Ward 1 Councilmember Brianne Nadeau says she’s “optimistic” the project will advance “in the near future,” but points out that the building’s conditions “shouldn’t come as a surprise or shock” to anyone. “The extent of the damage has been known from the beginning,” she says. “It is a very lucrative deal, and important to get done.” The DMPED spokesman says Sorg toured the building in 2014, and Roadside had six months to access the building last year, and six more months this year. (Lake says he informed D.C. of a few pre-existing issues early in 2016, which took time to fix.)

Meanwhile, the project’s neighbors and associated nonprofits are crossing their fingers for the best. Since the ANC approved its resolution, a community listserv for U Street has buzzed with troubled chatter. “When you ask residents to spend valuable time participating in the process, and then government, and in this case, developers, do not follow through on their commitment, it can lead to mistrust and lack of faith in our officials and institutions,” one woman wrote this week.

C. Brian Williams, executive director of StepAfrika!, says his group is excited for the dedicated space the Grimke School offers, but recognizes that the project was never going to be “quick and easy.” “I’m ready when the time is right and when we know that all the things we have no control of have been taken care of,” he says. “We would love for it to be worked out beautifully.”

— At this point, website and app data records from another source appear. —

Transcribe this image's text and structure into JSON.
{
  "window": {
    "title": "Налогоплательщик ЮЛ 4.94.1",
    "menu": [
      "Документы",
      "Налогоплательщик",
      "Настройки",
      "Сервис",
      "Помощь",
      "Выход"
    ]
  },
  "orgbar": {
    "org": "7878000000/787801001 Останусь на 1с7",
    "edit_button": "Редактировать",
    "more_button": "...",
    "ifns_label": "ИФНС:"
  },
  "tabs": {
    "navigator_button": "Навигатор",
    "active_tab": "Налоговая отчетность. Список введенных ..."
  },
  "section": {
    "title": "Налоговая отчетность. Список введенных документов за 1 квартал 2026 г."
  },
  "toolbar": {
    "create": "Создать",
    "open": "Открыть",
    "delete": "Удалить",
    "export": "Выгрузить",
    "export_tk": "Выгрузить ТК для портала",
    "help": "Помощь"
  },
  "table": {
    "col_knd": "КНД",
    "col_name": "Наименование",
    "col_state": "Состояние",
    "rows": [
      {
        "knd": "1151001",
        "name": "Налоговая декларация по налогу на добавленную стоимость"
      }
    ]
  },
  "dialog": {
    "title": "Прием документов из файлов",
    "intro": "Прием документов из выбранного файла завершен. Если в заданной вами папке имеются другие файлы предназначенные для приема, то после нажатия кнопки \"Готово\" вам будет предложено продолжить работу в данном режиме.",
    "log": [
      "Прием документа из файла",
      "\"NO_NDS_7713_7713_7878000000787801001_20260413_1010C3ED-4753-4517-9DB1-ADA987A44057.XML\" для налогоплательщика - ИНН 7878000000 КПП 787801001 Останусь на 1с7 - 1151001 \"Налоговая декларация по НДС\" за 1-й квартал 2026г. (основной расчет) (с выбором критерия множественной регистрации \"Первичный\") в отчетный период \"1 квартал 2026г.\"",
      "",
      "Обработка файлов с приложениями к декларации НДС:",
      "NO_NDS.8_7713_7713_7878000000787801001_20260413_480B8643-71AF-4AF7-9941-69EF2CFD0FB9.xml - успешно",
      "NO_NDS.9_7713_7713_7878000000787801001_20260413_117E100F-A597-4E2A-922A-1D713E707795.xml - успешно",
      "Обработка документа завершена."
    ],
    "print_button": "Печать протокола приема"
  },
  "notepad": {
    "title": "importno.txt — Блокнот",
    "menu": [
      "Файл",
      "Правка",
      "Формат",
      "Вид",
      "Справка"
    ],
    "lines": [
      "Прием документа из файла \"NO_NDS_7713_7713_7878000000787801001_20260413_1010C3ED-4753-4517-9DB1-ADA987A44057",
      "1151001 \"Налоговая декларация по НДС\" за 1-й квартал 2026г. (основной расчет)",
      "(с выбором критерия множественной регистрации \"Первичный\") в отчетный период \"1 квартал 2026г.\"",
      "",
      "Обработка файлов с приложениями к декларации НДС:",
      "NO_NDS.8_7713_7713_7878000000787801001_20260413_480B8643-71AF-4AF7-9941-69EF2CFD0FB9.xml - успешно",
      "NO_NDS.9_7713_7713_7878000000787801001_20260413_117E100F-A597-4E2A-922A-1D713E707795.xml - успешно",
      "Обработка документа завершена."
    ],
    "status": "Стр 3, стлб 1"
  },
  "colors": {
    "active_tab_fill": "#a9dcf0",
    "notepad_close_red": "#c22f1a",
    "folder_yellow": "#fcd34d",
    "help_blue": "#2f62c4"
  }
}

Williams and others could have a solid answer in the coming days. “If we’re able to come to an agreement with the city, we’ll move forward,” Lake concludes. “If we’re not, I would walk away feeling very well that we did everything we could to bring this to life.”